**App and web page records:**
---------------

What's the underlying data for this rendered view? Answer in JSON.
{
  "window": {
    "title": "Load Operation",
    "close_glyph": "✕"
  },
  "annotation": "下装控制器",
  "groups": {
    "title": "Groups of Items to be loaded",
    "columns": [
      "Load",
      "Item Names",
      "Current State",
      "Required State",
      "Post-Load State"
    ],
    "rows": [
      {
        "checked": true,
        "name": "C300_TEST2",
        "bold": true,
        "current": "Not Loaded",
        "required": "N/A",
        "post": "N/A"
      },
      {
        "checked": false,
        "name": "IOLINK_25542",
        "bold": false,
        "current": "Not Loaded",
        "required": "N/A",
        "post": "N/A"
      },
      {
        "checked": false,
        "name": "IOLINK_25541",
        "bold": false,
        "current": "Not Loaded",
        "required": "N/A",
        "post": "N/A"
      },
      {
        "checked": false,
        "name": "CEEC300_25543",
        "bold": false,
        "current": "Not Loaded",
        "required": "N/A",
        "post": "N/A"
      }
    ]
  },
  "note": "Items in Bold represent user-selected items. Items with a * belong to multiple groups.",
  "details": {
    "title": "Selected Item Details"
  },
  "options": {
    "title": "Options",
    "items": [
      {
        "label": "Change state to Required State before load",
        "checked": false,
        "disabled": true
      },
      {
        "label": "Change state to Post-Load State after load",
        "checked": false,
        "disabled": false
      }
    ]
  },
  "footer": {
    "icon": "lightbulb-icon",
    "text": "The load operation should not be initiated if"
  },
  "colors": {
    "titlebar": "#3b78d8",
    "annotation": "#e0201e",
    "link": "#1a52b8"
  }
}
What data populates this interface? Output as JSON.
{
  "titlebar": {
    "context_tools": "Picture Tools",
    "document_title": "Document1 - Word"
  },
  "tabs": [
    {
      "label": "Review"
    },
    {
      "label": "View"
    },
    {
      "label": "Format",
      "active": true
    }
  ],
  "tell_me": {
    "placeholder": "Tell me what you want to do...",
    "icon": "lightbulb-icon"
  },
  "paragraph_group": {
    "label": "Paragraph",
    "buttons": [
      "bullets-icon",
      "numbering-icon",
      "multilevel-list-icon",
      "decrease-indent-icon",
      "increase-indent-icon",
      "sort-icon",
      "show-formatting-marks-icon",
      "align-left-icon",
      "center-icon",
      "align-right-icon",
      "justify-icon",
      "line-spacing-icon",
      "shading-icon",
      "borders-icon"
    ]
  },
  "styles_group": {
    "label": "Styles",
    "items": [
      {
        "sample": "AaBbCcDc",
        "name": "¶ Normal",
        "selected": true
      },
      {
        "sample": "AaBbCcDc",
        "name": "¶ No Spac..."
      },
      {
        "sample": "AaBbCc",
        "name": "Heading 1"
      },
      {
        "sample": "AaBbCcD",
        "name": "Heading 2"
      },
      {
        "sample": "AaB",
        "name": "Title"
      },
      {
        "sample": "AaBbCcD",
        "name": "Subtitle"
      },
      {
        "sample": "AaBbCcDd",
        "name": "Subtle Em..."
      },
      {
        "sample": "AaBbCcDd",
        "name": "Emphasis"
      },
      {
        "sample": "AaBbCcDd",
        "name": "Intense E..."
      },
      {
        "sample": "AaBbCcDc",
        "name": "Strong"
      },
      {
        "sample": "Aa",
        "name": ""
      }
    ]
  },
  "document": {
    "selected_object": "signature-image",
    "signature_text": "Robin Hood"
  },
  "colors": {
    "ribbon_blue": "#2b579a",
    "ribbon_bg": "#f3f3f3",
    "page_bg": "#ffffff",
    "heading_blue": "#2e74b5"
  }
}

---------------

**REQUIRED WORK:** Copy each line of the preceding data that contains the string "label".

**RESPONSE:**
        "label": "Change state to Required State before load",
        "label": "Change state to Post-Load State after load",
      "label": "Review"
      "label": "View"
      "label": "Format",
    "label": "Paragraph",
    "label": "Styles",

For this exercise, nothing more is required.